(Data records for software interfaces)
********************

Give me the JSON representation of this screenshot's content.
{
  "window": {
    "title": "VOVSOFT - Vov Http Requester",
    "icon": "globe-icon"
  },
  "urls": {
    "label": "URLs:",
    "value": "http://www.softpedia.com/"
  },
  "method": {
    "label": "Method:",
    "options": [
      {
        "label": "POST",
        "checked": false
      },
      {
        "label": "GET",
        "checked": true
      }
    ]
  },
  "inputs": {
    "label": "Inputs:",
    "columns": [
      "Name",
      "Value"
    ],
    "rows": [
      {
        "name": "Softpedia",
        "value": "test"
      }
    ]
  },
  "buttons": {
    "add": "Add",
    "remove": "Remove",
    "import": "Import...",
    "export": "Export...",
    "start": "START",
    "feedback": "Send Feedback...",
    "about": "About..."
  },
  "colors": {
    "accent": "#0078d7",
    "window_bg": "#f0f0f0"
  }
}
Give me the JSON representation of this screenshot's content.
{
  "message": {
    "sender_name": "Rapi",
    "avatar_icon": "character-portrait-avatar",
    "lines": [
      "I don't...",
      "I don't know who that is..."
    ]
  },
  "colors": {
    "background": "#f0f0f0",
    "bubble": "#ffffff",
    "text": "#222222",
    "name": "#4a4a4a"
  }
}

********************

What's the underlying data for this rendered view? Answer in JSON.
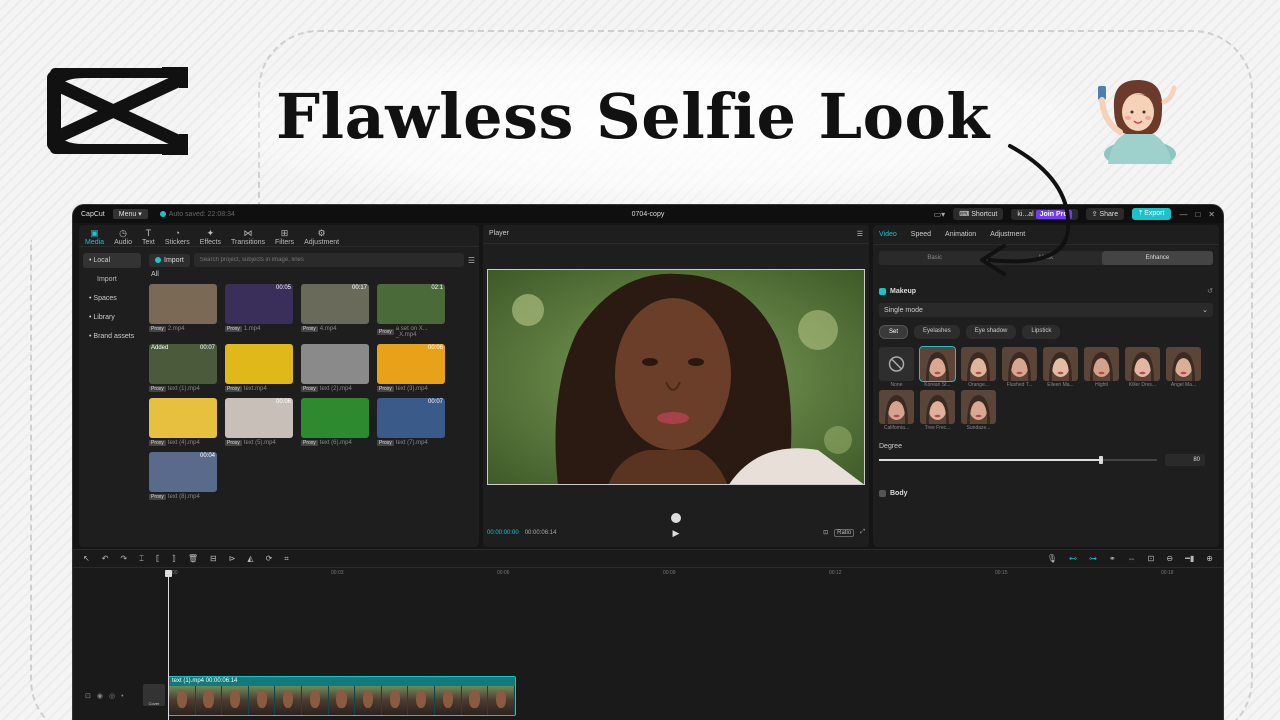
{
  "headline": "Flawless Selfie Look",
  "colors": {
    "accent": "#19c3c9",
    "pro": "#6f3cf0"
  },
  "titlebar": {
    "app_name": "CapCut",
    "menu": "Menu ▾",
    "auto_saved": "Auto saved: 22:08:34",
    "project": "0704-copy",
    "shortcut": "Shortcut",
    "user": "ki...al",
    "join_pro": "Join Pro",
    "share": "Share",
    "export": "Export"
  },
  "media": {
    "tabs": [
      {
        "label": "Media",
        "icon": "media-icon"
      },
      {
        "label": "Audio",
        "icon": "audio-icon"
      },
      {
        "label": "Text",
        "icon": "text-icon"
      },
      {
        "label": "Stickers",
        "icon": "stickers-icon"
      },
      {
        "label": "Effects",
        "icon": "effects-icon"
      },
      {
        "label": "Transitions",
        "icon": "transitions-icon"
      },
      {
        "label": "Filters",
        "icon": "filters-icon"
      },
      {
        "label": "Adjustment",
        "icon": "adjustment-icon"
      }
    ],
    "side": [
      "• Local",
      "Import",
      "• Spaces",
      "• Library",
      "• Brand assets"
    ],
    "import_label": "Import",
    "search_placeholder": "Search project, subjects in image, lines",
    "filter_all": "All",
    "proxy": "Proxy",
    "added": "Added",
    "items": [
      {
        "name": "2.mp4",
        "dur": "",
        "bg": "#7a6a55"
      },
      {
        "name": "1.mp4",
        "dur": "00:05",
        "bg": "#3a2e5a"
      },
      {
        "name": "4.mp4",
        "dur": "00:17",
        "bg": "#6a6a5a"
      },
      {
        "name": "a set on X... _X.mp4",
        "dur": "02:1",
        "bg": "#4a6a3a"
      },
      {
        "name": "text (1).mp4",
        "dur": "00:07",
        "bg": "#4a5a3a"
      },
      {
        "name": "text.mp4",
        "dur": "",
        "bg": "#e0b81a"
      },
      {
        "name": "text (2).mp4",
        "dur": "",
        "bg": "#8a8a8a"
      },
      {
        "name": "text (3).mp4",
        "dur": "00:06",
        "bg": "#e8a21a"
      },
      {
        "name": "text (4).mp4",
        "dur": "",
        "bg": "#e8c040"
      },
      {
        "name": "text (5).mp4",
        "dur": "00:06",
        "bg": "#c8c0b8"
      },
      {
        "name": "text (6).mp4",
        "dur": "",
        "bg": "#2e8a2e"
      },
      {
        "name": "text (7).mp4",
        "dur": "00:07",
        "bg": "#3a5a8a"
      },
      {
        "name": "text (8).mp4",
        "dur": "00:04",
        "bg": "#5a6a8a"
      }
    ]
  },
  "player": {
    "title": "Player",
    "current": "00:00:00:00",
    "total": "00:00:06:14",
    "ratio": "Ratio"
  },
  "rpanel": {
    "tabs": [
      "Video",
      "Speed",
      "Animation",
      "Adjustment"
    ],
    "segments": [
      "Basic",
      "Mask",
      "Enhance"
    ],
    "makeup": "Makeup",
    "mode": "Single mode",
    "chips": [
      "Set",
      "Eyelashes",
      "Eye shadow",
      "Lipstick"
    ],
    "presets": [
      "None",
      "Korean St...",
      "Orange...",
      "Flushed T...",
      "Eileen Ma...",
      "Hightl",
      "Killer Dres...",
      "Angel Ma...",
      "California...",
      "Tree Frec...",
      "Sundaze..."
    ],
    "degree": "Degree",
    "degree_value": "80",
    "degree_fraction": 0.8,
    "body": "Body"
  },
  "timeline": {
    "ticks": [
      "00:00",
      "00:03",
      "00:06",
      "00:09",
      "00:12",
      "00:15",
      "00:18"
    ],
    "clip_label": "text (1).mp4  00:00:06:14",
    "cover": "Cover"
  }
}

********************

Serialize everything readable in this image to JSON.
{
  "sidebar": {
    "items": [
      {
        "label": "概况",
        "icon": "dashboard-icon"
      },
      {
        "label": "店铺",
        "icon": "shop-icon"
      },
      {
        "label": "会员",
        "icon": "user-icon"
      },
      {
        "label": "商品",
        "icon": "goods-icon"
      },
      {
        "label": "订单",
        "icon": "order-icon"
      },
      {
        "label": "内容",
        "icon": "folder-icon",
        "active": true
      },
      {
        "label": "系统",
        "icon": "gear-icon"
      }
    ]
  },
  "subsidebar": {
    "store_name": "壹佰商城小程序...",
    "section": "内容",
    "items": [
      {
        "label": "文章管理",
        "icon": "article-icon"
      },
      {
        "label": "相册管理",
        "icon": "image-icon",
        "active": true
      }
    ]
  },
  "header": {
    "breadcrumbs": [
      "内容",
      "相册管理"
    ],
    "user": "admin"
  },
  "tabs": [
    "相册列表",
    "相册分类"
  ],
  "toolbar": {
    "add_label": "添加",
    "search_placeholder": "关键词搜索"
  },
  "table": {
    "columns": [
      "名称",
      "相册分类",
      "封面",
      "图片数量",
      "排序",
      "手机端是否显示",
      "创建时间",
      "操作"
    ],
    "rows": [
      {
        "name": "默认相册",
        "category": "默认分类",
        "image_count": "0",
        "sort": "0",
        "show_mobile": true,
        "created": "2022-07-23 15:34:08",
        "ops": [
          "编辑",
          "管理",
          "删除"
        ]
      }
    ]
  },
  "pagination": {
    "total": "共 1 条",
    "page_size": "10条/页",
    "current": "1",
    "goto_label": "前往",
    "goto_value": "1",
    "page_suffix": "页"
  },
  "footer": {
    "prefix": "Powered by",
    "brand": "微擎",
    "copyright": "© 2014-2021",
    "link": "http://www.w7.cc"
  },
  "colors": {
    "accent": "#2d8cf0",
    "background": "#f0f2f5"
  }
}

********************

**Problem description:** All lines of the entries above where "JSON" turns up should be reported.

**Expected answer:**
Give me the JSON representation of this screenshot's content.
Give me the JSON representation of this screenshot's content.
What's the underlying data for this rendered view? Answer in JSON.
Serialize everything readable in this image to JSON.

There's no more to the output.